La Puma is starting a second group this year and pursuing plans to create a trainer's program, using grants from Alexian Brothers and the American Medical Association. (For more information, contact La Puma at 847-956-6433 or 312-642-1553.)
GP G. WILLIAM HETTLER: Creating a healthy foundation for youth G. William Hettler, a co-founder of the
National Wellness Institute, is considered a dean of the movement. He devotes 40 percent of his professional life to his medical practice at the University of WisconsinStevens Point, and the rest to speaking engagements, teaching, consulting, program development, and-most recentlyhis Web site (wellness.uwsp.edu/health_service/staff/healer/autohett. htm).
Hettler is aiming for nothing less than a cultural shift. "There's nobody out there today who doesn't know the main risk factors, unless they've been in a coma," he says. "But facts don't change behaviors. Cultural norms change behaviors."
Hettler's university practice allows him access to young people, who are more likely to respond to efforts to mold healthy behaviors. One course he helps teach, "The Healthy American," draws about 800 students each semester. They learn a variety of assessments-such as blood pressure, flexibility, grip strength, and percentage of body fat-to gauge their well-being. They're required to submit a log of their self-care efforts.
"It's a very active introduction to selfcare," says FP Ahnna Lake, who is familiar with Hettler's work. "The part I love is the summer orientation, where he invites parents into the class. He asks them to stand up and then says to the students, `What you see standing here is what can happen to a healthy high-school senior, if you're not careful.' "
Hettler believes that well-being requires a balance among six different dimensions: social, occupational, spiritual, physical, mental, and emotional.
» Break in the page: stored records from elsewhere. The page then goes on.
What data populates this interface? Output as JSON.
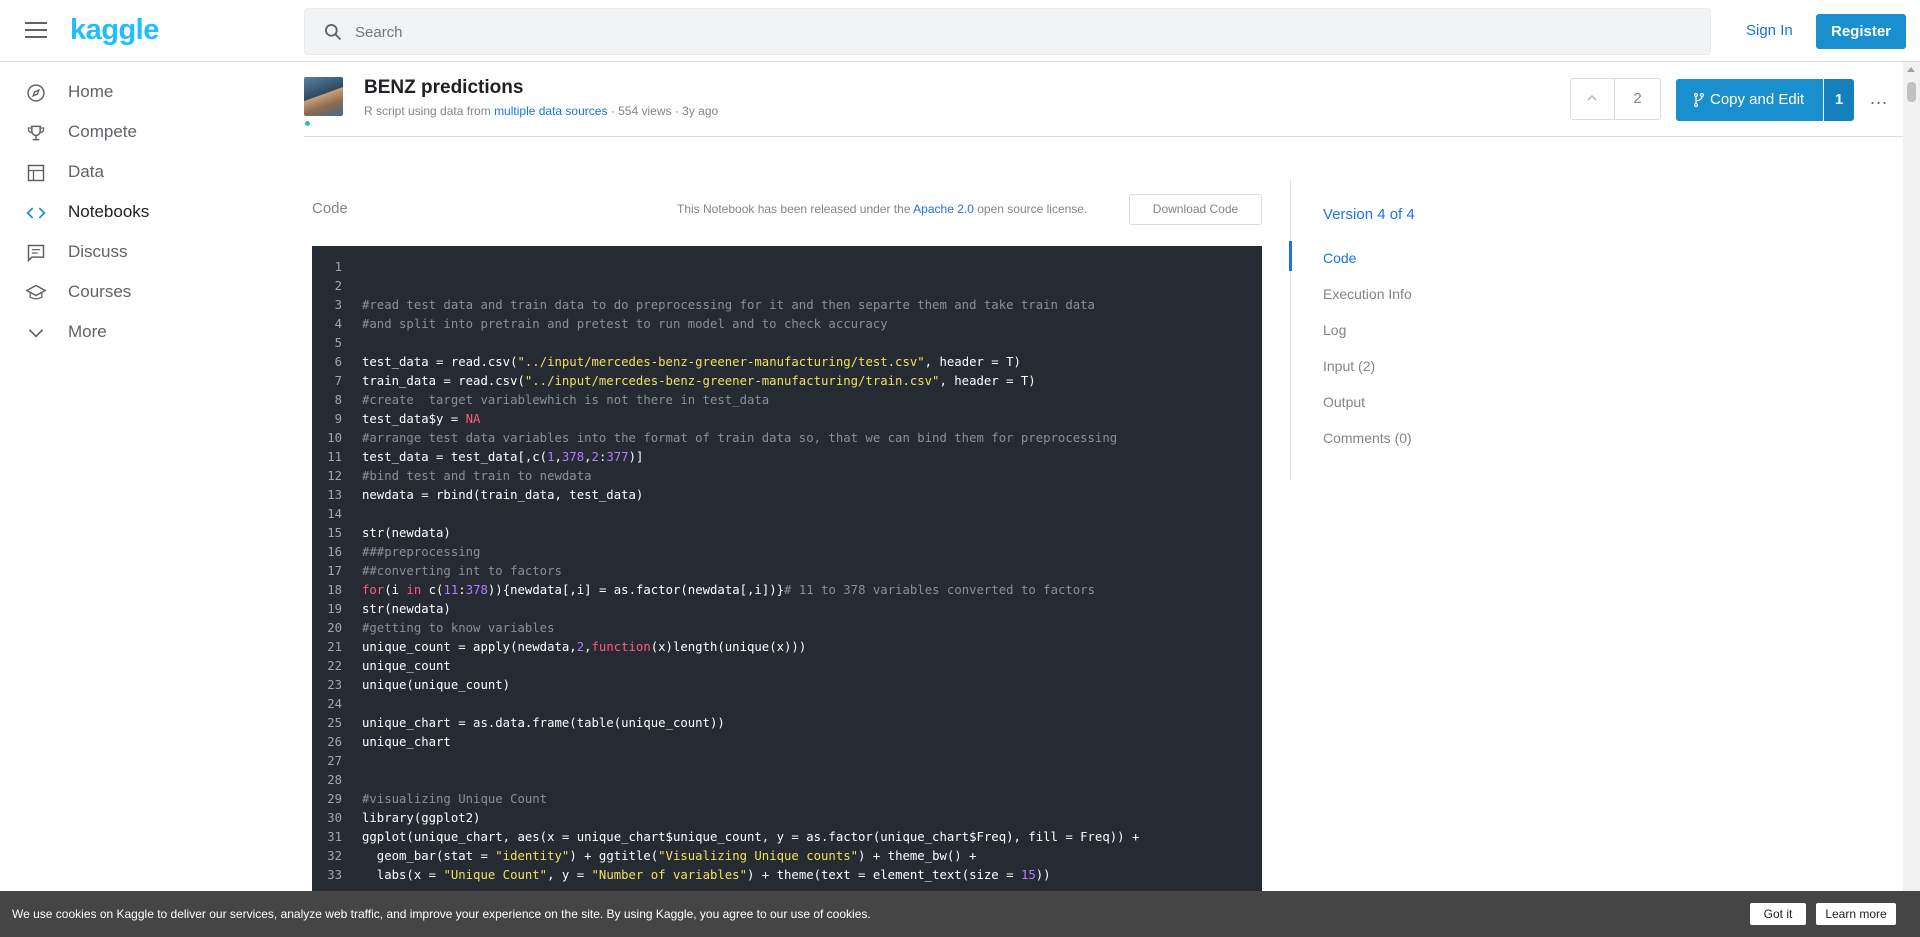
{
  "topbar": {
    "logo": "kaggle",
    "search_placeholder": "Search",
    "signin_label": "Sign In",
    "register_label": "Register"
  },
  "sidebar": {
    "items": [
      {
        "label": "Home",
        "icon": "compass-icon"
      },
      {
        "label": "Compete",
        "icon": "trophy-icon"
      },
      {
        "label": "Data",
        "icon": "table-icon"
      },
      {
        "label": "Notebooks",
        "icon": "code-icon"
      },
      {
        "label": "Discuss",
        "icon": "comment-icon"
      },
      {
        "label": "Courses",
        "icon": "school-icon"
      },
      {
        "label": "More",
        "icon": "chevron-down-icon"
      }
    ],
    "active": "Notebooks"
  },
  "header": {
    "title": "BENZ predictions",
    "meta_prefix": "R script using data from",
    "meta_link": "multiple data sources",
    "meta_suffix": "· 554 views · 3y ago",
    "vote_count": "2",
    "copy_edit_label": "Copy and Edit",
    "copy_count": "1",
    "more_label": "..."
  },
  "code_section": {
    "heading": "Code",
    "license_prefix": "This Notebook has been released under the",
    "license_link": "Apache 2.0",
    "license_suffix": "open source license.",
    "download_label": "Download Code"
  },
  "code_lines": [
    {
      "n": "1",
      "text": ""
    },
    {
      "n": "2",
      "text": ""
    },
    {
      "n": "3",
      "text": "#read test data and train data to do preprocessing for it and then separte them and take train data"
    },
    {
      "n": "4",
      "text": "#and split into pretrain and pretest to run model and to check accuracy"
    },
    {
      "n": "5",
      "text": ""
    },
    {
      "n": "6",
      "text": "test_data = read.csv(\"../input/mercedes-benz-greener-manufacturing/test.csv\", header = T)"
    },
    {
      "n": "7",
      "text": "train_data = read.csv(\"../input/mercedes-benz-greener-manufacturing/train.csv\", header = T)"
    },
    {
      "n": "8",
      "text": "#create  target variablewhich is not there in test_data"
    },
    {
      "n": "9",
      "text": "test_data$y = NA"
    },
    {
      "n": "10",
      "text": "#arrange test data variables into the format of train data so, that we can bind them for preprocessing"
    },
    {
      "n": "11",
      "text": "test_data = test_data[,c(1,378,2:377)]"
    },
    {
      "n": "12",
      "text": "#bind test and train to newdata"
    },
    {
      "n": "13",
      "text": "newdata = rbind(train_data, test_data)"
    },
    {
      "n": "14",
      "text": ""
    },
    {
      "n": "15",
      "text": "str(newdata)"
    },
    {
      "n": "16",
      "text": "###preprocessing"
    },
    {
      "n": "17",
      "text": "##converting int to factors"
    },
    {
      "n": "18",
      "text": "for(i in c(11:378)){newdata[,i] = as.factor(newdata[,i])}# 11 to 378 variables converted to factors"
    },
    {
      "n": "19",
      "text": "str(newdata)"
    },
    {
      "n": "20",
      "text": "#getting to know variables"
    },
    {
      "n": "21",
      "text": "unique_count = apply(newdata,2,function(x)length(unique(x)))"
    },
    {
      "n": "22",
      "text": "unique_count"
    },
    {
      "n": "23",
      "text": "unique(unique_count)"
    },
    {
      "n": "24",
      "text": ""
    },
    {
      "n": "25",
      "text": "unique_chart = as.data.frame(table(unique_count))"
    },
    {
      "n": "26",
      "text": "unique_chart"
    },
    {
      "n": "27",
      "text": ""
    },
    {
      "n": "28",
      "text": ""
    },
    {
      "n": "29",
      "text": "#visualizing Unique Count"
    },
    {
      "n": "30",
      "text": "library(ggplot2)"
    },
    {
      "n": "31",
      "text": "ggplot(unique_chart, aes(x = unique_chart$unique_count, y = as.factor(unique_chart$Freq), fill = Freq)) +"
    },
    {
      "n": "32",
      "text": "  geom_bar(stat = \"identity\") + ggtitle(\"Visualizing Unique counts\") + theme_bw() +"
    },
    {
      "n": "33",
      "text": "  labs(x = \"Unique Count\", y = \"Number of variables\") + theme(text = element_text(size = 15))"
    }
  ],
  "right_nav": {
    "version": "Version 4 of 4",
    "items": [
      "Code",
      "Execution Info",
      "Log",
      "Input (2)",
      "Output",
      "Comments (0)"
    ],
    "active": "Code"
  },
  "cookie": {
    "text": "We use cookies on Kaggle to deliver our services, analyze web traffic, and improve your experience on the site. By using Kaggle, you agree to our use of cookies.",
    "got_it": "Got it",
    "learn_more": "Learn more"
  },
  "colors": {
    "brand": "#20beff",
    "accent_blue": "#1a8fd0",
    "code_bg": "#252a33"
  }
}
"Some people might be the last to intentionally work up a sweat. But they might be the first to talk about stress management or communication," Hettler says. "Once you help the patient establish success in one of the six dimensions, you can move on to others."
To smooth that process, he's seeking to build on the work of researcher and addictions clinician James 0. Prochaska on the stages of change people move through as they try to diet or quit smoking or drinking. Hettler wants to explore the impact of personality types on the stages of change in order to make physician counseling more effective.
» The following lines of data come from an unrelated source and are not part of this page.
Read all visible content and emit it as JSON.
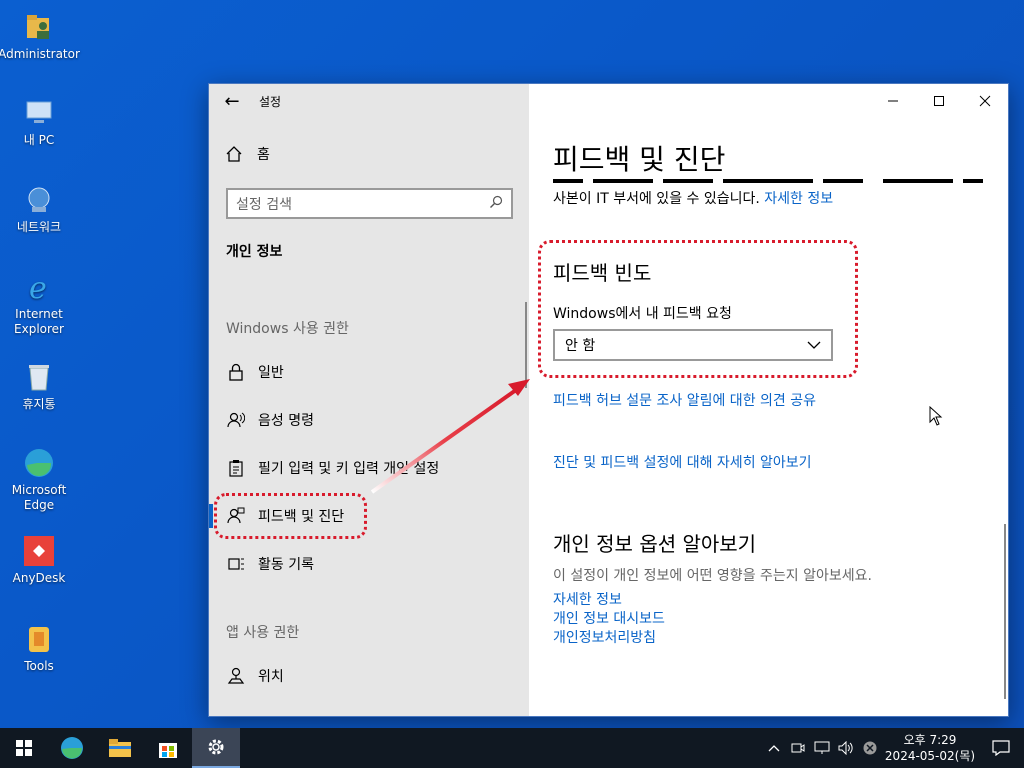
{
  "desktop": {
    "icons": [
      {
        "label": "Administrator",
        "icon": "user-folder-icon"
      },
      {
        "label": "내 PC",
        "icon": "computer-icon"
      },
      {
        "label": "네트워크",
        "icon": "network-icon"
      },
      {
        "label": "Internet Explorer",
        "icon": "internet-explorer-icon"
      },
      {
        "label": "휴지통",
        "icon": "recycle-bin-icon"
      },
      {
        "label": "Microsoft Edge",
        "icon": "edge-icon"
      },
      {
        "label": "AnyDesk",
        "icon": "anydesk-icon"
      },
      {
        "label": "Tools",
        "icon": "tools-icon"
      }
    ]
  },
  "window": {
    "title": "설정",
    "controls": {
      "minimize": "minimize-icon",
      "maximize": "maximize-icon",
      "close": "close-icon"
    }
  },
  "sidebar": {
    "home_label": "홈",
    "search_placeholder": "설정 검색",
    "section_title": "개인 정보",
    "group_windows": "Windows 사용 권한",
    "items": [
      {
        "label": "일반",
        "icon": "lock-icon"
      },
      {
        "label": "음성 명령",
        "icon": "speech-icon"
      },
      {
        "label": "필기 입력 및 키 입력 개인 설정",
        "icon": "clipboard-pen-icon"
      },
      {
        "label": "피드백 및 진단",
        "icon": "feedback-icon"
      },
      {
        "label": "활동 기록",
        "icon": "activity-history-icon"
      }
    ],
    "group_apps": "앱 사용 권한",
    "app_items": [
      {
        "label": "위치",
        "icon": "location-icon"
      }
    ],
    "selected_index": 3
  },
  "main": {
    "page_title": "피드백 및 진단",
    "intro_text": "사본이 IT 부서에 있을 수 있습니다.",
    "intro_link": "자세한 정보",
    "feedback_frequency_heading": "피드백 빈도",
    "dropdown_label": "Windows에서 내 피드백 요청",
    "dropdown_value": "안 함",
    "link_share_opinion": "피드백 허브 설문 조사 알림에 대한 의견 공유",
    "link_learn_more": "진단 및 피드백 설정에 대해 자세히 알아보기",
    "privacy_heading": "개인 정보 옵션 알아보기",
    "privacy_note": "이 설정이 개인 정보에 어떤 영향을 주는지 알아보세요.",
    "privacy_links": [
      "자세한 정보",
      "개인 정보 대시보드",
      "개인정보처리방침"
    ]
  },
  "taskbar": {
    "clock_time": "오후 7:29",
    "clock_date": "2024-05-02(목)"
  },
  "colors": {
    "accent": "#0a64c8",
    "annotation": "#d81b2c"
  }
}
"Authoritarian styles may not be effective for most patients," says Hettler. "I've heard physicians complain that wellness interventions don't work. I always wonder what they actually tried. Did they seek to understand whether the patient was ready for change-or what the patient's particular learning style was? Or did they simply give some directives on their way out of the exam room?"
Hettler says the field is wide-open for physicians who'd like to become more involved with wellness initiatives. He's confident there's money to be made. "Physicians are asked every day to certify that someone is healthy enough to handle a weight-loss program or exercise class," he says. "The fact is, people are willing to pay money to improve their lives. It's big business. Doctors need to get over the mentality that they can't perform a service if insurance doesn't cover it. They have to recognize that they can compete on the open market for patients' time and money."…
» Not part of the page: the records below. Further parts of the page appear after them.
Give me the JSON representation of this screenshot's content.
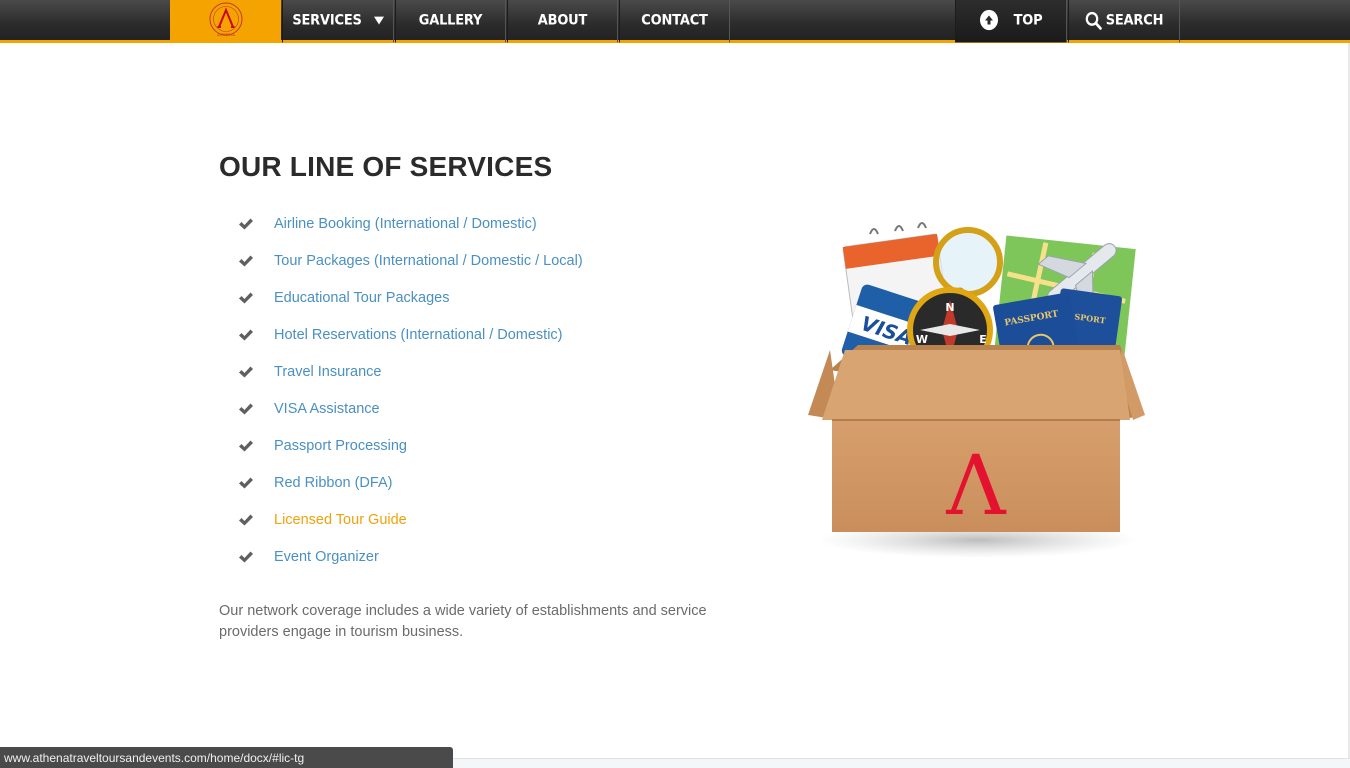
{
  "nav": {
    "logo_icon": "athena-logo-icon",
    "items": [
      {
        "label": "SERVICES",
        "has_dropdown": true
      },
      {
        "label": "GALLERY"
      },
      {
        "label": "ABOUT"
      },
      {
        "label": "CONTACT"
      }
    ],
    "top_label": "TOP",
    "search_label": "SEARCH",
    "accent_color": "#f5a300"
  },
  "main": {
    "title": "OUR LINE OF SERVICES",
    "services": [
      {
        "label": "Airline Booking (International / Domestic)"
      },
      {
        "label": "Tour Packages (International / Domestic / Local)"
      },
      {
        "label": "Educational Tour Packages"
      },
      {
        "label": "Hotel Reservations (International / Domestic)"
      },
      {
        "label": "Travel Insurance"
      },
      {
        "label": "VISA Assistance"
      },
      {
        "label": "Passport Processing"
      },
      {
        "label": "Red Ribbon (DFA)"
      },
      {
        "label": "Licensed Tour Guide",
        "active": true
      },
      {
        "label": "Event Organizer"
      }
    ],
    "coverage_text": "Our network coverage includes a wide variety of establishments and service providers engage in tourism business.",
    "illustration": {
      "visa_text": "VISA",
      "passport_text": "PASSPORT",
      "passport_back_text": "SPORT",
      "compass_n": "N",
      "compass_w": "W",
      "compass_e": "E",
      "box_logo": "Λ"
    },
    "link_color": "#4a90c2",
    "active_link_color": "#f0a20a"
  },
  "statusbar": {
    "url": "www.athenatraveltoursandevents.com/home/docx/#lic-tg"
  }
}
Questia, a part of Gale, Cengage Learning. www.questia.com
Publication information: Article title: For These Doctors and Patients, Health Means "Personal Best". Contributors: Grandinetti, Deborah - Author. Magazine title: Medical Economics. Volume: 75. Issue: 18 Publication date: September 21, 1998. Page number: 82+. © Advanstar Communications, Inc. Jan 23, 2009. Provided by ProQuest LLC. All Rights Reserved.